In the interest of training scholar-practitioners, the doctoral program has adopted the model of the National Council of Schools and Programs in Professional Psychology. This model emphasizes the importance of students’ acquisition of competency in the following areas:

  • Relationship, Assessment, Intervention
  • Research and Evaluation
  • Supervision and Management
  • Consultation and Education
  • Diversity

The dissertation is a multi-competency task: In the typical dissertation, a number of these competencies are developed further.

The particular competencies strengthened depend on the topic of the dissertation and the methodology used by the student. Empirical work can be quantitative, can involve assessment of groups or single case designs. Nonetheless, all projects should help the student further his or her competency in Research and Evaluation. Some projects may be empirical in nature and help the student to acquire a variety of research skills.

Other projects may be theoretical. Regardless of the nature of the project, the student will learn a variety of skills such as how to formulate a problem, to understand the problem through the use of relevant literature, to critique studies and theoretical positions in the literature, and to anticipate the next developments on the topic. All of these skills are ones that will help eventual graduates to function as local clinical scientists, able to generate and study questions in whatever practice setting they find themselves.

Several features must characterize the dissertation, features that may distinguish it from many of the students’ other scholarly projects. The dissertation must make an original contribution to the field. The dissertation is not a literature review although it entails a literature review. The dissertation involves posing a clearly defined, specific question, the answer to which can advance the discipline of psychology. If you cannot state your question succinctly, you have done insufficient conceptual work in honing the question. The dissertation is a process shaped by faculty input.

Unlike a term paper experience in which the student does the work and the faculty member provides an evaluation at the endpoint of the writing process, the faculty members offer feedback throughout the writing process and the student is expected to be responsive to the feedback.
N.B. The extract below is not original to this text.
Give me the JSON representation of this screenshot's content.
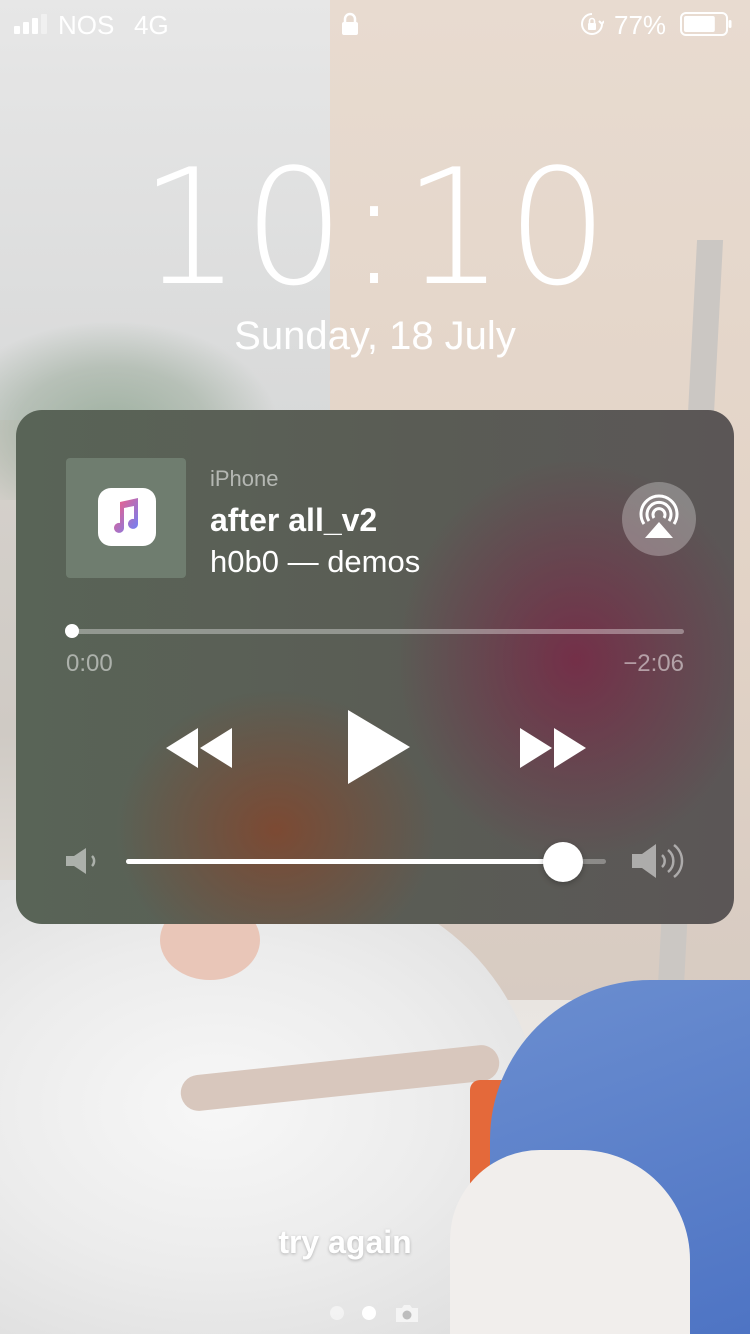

The student must expect multiple drafts before the defense and may be asked to revise the document further after the defense.

The dissertation is expected to be a polished piece of prose. The dissertation manuscript should be impeccable in terms of all aspects of writing (phrasing, sentence structure, grammar, American Psychological Association (APA) format and style).

This achievement will require much editing. Finally, the student must not only show the capacity to communicate his or her findings in written form but also orally. In the dissertation defense, students demonstrate that they can share ideas and respond ably to feedback on those ideas in a professional forum.

The dissertation is another opportunity for students to explore diversity topics.  From 2005-2011, 50% of Widener dissertations highlighted prominently some aspect of diversity in its central research questions.  Among the dissertations featuring diversity, the dimensions most commonly featured are the following:

  • Developmental and acquired disabilities (35%)
  • Gender (20%)
  • Sexual orientation (13%),
  • Age and generational influences (12%)
  • Ethnicity (11%)
  • Religion and spiritual orientation (4%)
  • National origin (3%)
  • Socioeconomic status (2%)

Several recent dissertations include:

  • A Strengths-Based Assessment of Young Adults Raised as Children of Lesbian Adoptive Mothers: Identity Development, Peer Relationships, Stigma and Passing.
  • Questionably Valid Baseline Scores on ImPACT in a Division III Athletic Population: Rates and Influential Factors.
  • A Best Practices Guide in Social Skills Training for Kindergarten Teachers of Children with High Functioning Autism Spectrum Disorder.
  • Combating Teacher Turnover: Development of a Consultation Program for School Psychologists to Assist in the Retention of Novice Teachers.
  • The Effects of Rorschach Coverage on the Internet on Examinees’ Ability to “Fake Good” in a Simulated Child Custody Context.